## Material for this exercise
++++

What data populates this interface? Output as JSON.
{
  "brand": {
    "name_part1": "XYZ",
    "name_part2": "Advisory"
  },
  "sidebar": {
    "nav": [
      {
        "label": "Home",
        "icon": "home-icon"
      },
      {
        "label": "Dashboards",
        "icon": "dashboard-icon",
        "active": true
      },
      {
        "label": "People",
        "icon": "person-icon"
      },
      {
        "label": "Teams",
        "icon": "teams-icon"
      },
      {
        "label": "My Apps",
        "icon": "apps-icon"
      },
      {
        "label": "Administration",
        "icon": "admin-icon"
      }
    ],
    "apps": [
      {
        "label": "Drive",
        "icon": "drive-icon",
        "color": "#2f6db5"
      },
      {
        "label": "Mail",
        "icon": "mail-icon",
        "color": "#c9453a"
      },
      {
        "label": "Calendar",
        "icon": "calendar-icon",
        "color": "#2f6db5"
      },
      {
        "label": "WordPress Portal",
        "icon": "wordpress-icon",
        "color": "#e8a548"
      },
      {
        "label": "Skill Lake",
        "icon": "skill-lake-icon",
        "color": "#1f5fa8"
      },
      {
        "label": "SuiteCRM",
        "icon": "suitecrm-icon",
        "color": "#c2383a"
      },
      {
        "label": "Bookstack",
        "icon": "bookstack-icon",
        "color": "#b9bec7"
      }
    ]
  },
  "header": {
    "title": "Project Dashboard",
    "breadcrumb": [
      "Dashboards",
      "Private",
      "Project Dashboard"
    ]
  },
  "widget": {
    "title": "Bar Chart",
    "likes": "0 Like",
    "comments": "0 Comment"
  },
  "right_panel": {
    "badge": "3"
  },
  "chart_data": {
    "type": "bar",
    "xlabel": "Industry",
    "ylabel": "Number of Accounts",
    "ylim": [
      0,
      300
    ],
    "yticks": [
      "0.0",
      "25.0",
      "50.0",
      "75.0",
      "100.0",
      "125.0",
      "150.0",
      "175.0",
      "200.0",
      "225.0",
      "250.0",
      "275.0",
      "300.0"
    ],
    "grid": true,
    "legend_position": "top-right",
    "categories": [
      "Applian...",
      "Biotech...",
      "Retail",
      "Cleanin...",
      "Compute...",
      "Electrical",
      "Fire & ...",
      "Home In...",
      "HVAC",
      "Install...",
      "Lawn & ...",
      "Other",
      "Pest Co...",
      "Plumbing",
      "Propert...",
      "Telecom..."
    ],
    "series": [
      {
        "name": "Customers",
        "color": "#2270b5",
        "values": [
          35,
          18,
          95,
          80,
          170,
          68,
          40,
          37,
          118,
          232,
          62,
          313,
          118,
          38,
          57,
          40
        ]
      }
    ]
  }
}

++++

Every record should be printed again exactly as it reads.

## Exercise output
What data populates this interface? Output as JSON.
{
  "brand": {
    "name_part1": "XYZ",
    "name_part2": "Advisory"
  },
  "sidebar": {
    "nav": [
      {
        "label": "Home",
        "icon": "home-icon"
      },
      {
        "label": "Dashboards",
        "icon": "dashboard-icon",
        "active": true
      },
      {
        "label": "People",
        "icon": "person-icon"
      },
      {
        "label": "Teams",
        "icon": "teams-icon"
      },
      {
        "label": "My Apps",
        "icon": "apps-icon"
      },
      {
        "label": "Administration",
        "icon": "admin-icon"
      }
    ],
    "apps": [
      {
        "label": "Drive",
        "icon": "drive-icon",
        "color": "#2f6db5"
      },
      {
        "label": "Mail",
        "icon": "mail-icon",
        "color": "#c9453a"
      },
      {
        "label": "Calendar",
        "icon": "calendar-icon",
        "color": "#2f6db5"
      },
      {
        "label": "WordPress Portal",
        "icon": "wordpress-icon",
        "color": "#e8a548"
      },
      {
        "label": "Skill Lake",
        "icon": "skill-lake-icon",
        "color": "#1f5fa8"
      },
      {
        "label": "SuiteCRM",
        "icon": "suitecrm-icon",
        "color": "#c2383a"
      },
      {
        "label": "Bookstack",
        "icon": "bookstack-icon",
        "color": "#b9bec7"
      }
    ]
  },
  "header": {
    "title": "Project Dashboard",
    "breadcrumb": [
      "Dashboards",
      "Private",
      "Project Dashboard"
    ]
  },
  "widget": {
    "title": "Bar Chart",
    "likes": "0 Like",
    "comments": "0 Comment"
  },
  "right_panel": {
    "badge": "3"
  },
  "chart_data": {
    "type": "bar",
    "xlabel": "Industry",
    "ylabel": "Number of Accounts",
    "ylim": [
      0,
      300
    ],
    "yticks": [
      "0.0",
      "25.0",
      "50.0",
      "75.0",
      "100.0",
      "125.0",
      "150.0",
      "175.0",
      "200.0",
      "225.0",
      "250.0",
      "275.0",
      "300.0"
    ],
    "grid": true,
    "legend_position": "top-right",
    "categories": [
      "Applian...",
      "Biotech...",
      "Retail",
      "Cleanin...",
      "Compute...",
      "Electrical",
      "Fire & ...",
      "Home In...",
      "HVAC",
      "Install...",
      "Lawn & ...",
      "Other",
      "Pest Co...",
      "Plumbing",
      "Propert...",
      "Telecom..."
    ],
    "series": [
      {
        "name": "Customers",
        "color": "#2270b5",
        "values": [
          35,
          18,
          95,
          80,
          170,
          68,
          40,
          37,
          118,
          232,
          62,
          313,
          118,
          38,
          57,
          40
        ]
      }
    ]
  }
}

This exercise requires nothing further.